Matt Skinner is a student at San Diego State University

In the fourth quarter of 2003, San Diego became the first major metropolitan market in which the majority of Internet users connected through a broadband service rather than a slower provider. This is a good beginning and puts San Diego at an advantage. However, without extensive support for broadband, the county may fall behind other regions that offer a better broadband infrastructure and a more promising economy.

Matt Skinner

In January of 2005, the United States ranked only16th in per capita broadband usage worldwide. Municipalities around the country from Philadelphia to San Francisco are recognizing the importance of solid broadband policies by subsidizing their development through government funds.

There are currently more than 100 municipalities in the United States with networks in place for public safety, business opportunity and community building. Even New Orleans has begun offering free Wi-Fi wireless Internet access throughout the city in an effort to promote economic development following the recent hurricane disasters. This decision to fund such a program in a time of economic crisis evidences the extent to which city leaders perceive broadband to be an essential component of the current and future global economy.

The most effective way to ensure San Diego's place among America's most prosperous cities is to develop a broadband infrastructure that provides low-cost access to all San Diegans. There are currently only two broadband providers in San Diego county, each charging nearly $40 a month for their service which is not available in certain areas of the county.

Municipality-supported broadband networks are often opposed by those who believe the government should not interfere with the competition among private broadband providers. Major cities and rural communities across the country have faced teams of lawyers representing telecommunications companies attempting to prevent municipalities from establishing their own broadband infrastructures. Naturally, none of the service providers want to lose business to a publicly funded broadband infrastructure.

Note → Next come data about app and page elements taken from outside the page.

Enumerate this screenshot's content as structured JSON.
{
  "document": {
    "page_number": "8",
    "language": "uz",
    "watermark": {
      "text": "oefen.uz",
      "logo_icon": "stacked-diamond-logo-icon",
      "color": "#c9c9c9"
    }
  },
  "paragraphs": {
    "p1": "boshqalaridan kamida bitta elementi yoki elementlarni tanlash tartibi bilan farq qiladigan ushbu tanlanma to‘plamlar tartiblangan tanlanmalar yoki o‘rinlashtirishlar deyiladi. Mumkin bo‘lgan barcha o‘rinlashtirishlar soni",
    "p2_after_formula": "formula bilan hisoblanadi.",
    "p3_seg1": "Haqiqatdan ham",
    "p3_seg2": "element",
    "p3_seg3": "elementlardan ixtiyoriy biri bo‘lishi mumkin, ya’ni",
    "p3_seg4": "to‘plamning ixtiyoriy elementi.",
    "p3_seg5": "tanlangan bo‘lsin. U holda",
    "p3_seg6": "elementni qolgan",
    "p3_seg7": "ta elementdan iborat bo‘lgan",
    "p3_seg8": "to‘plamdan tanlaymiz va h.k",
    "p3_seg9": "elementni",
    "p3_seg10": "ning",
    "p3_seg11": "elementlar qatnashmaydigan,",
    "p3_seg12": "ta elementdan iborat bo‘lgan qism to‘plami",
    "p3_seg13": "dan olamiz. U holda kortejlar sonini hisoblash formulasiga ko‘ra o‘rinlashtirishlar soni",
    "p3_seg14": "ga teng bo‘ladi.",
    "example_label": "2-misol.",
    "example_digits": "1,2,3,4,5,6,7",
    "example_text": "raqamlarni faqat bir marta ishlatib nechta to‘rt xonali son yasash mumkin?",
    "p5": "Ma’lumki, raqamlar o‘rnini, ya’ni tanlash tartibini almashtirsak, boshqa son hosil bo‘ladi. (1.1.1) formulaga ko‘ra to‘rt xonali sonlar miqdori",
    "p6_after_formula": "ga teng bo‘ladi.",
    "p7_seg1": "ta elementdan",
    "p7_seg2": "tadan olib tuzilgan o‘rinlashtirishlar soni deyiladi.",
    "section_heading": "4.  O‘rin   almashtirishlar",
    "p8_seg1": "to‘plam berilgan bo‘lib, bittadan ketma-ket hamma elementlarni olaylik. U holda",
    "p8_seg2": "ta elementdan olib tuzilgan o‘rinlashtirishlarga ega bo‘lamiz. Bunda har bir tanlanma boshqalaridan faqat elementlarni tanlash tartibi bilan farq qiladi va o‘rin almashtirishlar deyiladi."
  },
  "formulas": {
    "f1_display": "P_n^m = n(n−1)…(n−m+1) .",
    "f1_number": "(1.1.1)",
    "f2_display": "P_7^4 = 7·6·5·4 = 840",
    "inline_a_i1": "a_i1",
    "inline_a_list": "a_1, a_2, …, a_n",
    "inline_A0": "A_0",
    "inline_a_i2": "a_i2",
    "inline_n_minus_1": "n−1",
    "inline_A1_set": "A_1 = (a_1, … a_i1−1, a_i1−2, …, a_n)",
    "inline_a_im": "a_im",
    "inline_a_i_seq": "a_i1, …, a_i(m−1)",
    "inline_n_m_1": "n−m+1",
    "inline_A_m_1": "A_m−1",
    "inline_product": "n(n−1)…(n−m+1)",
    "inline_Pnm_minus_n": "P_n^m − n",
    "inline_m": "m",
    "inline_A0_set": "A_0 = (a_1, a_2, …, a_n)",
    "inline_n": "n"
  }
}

However, the threat of municipal broadband networks can benefit overall public broadband access. The push for public broadband in the Tri-Cities area of Illinois, for example, ultimately resulted in expanded access after local telecommunications companies fought to gain market share by improving their services. Philadelphians will be charged less than $20 a month for access to the city's Earthlink developed Wi-Fi network. These are excellent examples of capitalism and competition working to the benefit of the people.

However, many cities such as San Diego have a system in place where competition between providers is less fierce. A stagnant situation such as this does not promote the progress necessary for a city to achieve a strong economic hold in the impending Information Age.

The key to developing an effective broadband infrastructure in San Diego is to maintain a delicate balance between municipal and private ownership. The initial push provided by government policy can spark competition among private service providers and eventually create an ideal situation where San Diegans have low cost access to high speed broadband.

In a 2004 study that examined European cities, several roles were identified that governments may use when promoting broadband infrastructure. These strategies include the city as network owner and Internet service provider, the city as investor and co-owner of the electronic infrastructure, the city as organizer of a community network, and the city as subsidizer of broadband subscribers.

Findings concluded that the most successful type of policy is that of the city as investor and co-owner of the electronic infrastructure. This policy allows cities to build an infrastructure so private companies can compete on the basis of their services. Everyone ultimately wins under this philosophy. The city is able to attract more business to its region through an extensive